For each line below that includes the string "State", show the whole line.

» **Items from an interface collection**
┄┄┄┄┄┄

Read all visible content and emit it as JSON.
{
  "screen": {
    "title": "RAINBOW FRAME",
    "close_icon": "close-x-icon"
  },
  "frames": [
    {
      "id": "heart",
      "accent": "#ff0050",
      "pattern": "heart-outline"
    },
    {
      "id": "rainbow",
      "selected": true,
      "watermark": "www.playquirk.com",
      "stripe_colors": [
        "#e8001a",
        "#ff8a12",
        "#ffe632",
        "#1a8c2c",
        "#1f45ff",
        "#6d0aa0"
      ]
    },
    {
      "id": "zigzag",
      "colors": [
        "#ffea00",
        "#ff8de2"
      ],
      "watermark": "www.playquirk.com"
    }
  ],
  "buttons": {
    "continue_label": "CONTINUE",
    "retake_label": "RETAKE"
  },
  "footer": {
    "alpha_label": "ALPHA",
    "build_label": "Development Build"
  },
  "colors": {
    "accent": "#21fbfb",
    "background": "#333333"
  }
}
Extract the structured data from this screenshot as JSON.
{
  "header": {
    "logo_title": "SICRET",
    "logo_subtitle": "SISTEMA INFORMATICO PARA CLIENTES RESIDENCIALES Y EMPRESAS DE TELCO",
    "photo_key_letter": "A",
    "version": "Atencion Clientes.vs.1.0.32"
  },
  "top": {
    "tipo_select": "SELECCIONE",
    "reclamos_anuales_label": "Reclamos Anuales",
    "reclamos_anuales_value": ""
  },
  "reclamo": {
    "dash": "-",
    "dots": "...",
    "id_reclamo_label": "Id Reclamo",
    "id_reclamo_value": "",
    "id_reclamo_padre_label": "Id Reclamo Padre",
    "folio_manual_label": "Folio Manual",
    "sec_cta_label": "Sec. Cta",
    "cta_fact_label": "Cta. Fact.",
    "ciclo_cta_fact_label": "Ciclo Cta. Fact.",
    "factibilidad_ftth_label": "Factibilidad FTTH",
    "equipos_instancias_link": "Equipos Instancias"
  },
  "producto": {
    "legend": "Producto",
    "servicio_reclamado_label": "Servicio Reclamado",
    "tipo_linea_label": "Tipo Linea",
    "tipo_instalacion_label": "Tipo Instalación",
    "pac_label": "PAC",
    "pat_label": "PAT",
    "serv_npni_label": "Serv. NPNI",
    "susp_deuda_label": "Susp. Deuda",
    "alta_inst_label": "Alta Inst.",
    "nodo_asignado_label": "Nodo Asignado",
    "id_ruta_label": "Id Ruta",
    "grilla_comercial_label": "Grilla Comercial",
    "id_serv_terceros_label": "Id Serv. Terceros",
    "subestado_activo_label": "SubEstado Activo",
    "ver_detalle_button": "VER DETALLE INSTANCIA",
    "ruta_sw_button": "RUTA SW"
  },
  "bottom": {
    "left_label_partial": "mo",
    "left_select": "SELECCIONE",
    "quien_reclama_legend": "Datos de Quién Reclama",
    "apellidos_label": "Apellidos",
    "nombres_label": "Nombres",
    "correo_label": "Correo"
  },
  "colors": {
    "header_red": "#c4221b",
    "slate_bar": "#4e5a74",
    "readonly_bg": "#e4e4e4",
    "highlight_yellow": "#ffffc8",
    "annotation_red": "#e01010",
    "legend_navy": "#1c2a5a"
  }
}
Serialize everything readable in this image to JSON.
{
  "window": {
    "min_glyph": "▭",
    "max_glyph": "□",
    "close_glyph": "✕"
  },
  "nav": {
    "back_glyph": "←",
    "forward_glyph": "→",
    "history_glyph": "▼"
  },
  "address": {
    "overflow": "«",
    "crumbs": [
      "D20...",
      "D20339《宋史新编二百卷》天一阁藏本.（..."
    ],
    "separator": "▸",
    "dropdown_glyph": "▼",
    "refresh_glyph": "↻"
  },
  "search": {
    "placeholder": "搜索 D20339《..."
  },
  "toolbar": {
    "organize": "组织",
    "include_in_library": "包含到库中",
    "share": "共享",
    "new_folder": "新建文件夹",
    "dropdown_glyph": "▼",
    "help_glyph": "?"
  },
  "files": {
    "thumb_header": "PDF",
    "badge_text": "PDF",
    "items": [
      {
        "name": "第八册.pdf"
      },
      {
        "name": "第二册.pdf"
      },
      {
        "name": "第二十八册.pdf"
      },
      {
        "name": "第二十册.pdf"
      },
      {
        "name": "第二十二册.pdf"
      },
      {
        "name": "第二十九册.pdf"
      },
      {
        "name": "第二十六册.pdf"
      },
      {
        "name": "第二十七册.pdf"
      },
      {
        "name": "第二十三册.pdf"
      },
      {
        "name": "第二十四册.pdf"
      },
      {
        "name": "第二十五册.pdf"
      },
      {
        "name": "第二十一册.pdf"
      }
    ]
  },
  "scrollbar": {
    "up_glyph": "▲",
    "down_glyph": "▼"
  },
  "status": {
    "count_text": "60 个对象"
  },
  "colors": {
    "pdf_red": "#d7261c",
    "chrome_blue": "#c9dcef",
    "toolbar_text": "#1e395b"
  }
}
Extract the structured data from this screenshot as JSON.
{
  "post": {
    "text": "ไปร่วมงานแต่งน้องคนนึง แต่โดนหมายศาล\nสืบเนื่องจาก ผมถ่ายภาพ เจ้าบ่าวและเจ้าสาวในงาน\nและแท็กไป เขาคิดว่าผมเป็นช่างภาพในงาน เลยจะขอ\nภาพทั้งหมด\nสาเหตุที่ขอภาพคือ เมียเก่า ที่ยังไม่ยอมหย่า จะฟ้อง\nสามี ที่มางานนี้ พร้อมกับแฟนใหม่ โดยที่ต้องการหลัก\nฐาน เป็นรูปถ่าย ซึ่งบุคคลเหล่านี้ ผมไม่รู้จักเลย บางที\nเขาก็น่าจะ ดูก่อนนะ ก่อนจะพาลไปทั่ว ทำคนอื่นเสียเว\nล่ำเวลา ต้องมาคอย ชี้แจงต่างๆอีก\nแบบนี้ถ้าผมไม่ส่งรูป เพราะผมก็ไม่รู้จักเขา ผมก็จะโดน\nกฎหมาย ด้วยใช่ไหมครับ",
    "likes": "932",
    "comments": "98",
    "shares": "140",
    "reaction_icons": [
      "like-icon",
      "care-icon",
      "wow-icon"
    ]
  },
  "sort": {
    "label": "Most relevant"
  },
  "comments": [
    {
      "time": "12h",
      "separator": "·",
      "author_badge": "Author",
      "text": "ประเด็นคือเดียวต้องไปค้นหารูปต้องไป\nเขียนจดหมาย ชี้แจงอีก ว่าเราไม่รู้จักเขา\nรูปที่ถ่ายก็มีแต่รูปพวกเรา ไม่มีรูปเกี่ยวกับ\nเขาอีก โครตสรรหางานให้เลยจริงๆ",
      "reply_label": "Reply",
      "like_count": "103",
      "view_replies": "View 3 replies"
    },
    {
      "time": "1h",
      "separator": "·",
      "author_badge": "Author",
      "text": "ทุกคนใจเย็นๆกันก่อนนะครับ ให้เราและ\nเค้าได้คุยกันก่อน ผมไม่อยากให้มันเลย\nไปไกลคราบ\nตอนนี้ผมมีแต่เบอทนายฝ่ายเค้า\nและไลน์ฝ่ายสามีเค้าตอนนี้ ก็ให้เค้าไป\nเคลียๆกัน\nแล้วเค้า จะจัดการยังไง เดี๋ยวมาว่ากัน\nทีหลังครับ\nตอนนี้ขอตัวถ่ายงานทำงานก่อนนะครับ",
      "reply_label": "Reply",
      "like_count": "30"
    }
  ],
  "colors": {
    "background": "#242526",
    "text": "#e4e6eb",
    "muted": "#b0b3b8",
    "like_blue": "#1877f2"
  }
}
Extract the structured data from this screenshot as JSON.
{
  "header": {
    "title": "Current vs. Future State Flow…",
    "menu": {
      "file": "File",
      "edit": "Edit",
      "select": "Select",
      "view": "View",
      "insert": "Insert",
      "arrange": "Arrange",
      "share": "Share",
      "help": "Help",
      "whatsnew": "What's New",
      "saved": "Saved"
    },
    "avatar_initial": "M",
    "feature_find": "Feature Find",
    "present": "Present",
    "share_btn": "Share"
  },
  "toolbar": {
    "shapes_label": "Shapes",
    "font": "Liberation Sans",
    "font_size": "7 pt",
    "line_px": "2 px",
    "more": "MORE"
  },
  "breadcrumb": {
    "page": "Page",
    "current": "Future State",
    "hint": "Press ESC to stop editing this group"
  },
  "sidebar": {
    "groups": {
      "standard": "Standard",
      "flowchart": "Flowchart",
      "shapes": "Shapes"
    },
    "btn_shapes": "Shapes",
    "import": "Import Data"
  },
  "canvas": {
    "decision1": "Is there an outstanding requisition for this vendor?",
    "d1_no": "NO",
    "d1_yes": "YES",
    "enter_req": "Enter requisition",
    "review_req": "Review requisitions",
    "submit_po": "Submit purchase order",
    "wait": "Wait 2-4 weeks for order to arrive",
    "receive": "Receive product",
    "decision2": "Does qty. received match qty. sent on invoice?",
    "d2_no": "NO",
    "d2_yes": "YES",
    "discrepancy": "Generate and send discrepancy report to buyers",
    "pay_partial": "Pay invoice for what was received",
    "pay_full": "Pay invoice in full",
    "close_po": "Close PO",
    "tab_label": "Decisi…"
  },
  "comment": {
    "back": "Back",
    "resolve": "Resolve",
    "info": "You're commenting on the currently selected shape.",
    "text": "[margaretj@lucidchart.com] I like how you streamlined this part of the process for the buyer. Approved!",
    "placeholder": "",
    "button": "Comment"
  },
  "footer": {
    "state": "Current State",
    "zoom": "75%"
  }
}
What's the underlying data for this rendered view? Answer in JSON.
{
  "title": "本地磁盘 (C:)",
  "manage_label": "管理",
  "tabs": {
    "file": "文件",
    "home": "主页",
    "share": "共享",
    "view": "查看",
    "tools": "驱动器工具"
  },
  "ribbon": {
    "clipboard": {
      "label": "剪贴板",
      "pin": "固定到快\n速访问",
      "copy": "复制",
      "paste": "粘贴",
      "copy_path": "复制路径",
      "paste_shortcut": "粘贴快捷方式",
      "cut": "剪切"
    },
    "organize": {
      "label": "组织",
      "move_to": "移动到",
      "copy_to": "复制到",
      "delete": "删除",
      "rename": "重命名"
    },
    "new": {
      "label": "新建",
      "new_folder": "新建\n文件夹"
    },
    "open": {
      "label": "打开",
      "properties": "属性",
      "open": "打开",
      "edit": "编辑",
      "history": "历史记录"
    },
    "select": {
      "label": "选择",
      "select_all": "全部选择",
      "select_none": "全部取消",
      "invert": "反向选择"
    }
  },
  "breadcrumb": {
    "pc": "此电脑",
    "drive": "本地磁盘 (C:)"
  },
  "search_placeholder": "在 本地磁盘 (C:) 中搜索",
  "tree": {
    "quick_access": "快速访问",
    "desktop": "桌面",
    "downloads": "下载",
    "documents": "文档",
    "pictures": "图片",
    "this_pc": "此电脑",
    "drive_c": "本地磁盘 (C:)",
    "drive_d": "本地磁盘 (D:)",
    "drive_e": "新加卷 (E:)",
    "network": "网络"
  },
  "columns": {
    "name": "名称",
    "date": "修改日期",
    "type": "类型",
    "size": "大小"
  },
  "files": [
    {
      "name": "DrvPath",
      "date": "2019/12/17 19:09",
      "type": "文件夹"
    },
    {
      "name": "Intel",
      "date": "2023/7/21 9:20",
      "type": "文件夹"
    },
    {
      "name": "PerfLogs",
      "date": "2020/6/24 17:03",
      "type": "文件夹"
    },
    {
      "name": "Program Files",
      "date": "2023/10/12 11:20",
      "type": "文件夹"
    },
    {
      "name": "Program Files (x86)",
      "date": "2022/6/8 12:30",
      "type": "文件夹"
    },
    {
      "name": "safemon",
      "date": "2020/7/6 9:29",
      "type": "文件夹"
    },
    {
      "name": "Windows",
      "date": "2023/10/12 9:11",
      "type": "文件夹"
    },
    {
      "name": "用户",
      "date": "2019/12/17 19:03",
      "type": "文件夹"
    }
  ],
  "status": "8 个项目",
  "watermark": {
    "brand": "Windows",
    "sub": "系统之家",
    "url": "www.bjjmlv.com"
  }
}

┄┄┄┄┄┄

» **PROBLEM SOLUTION**
    "title": "Current vs. Future State Flow…",
    "current": "Future State",
    "state": "Current State",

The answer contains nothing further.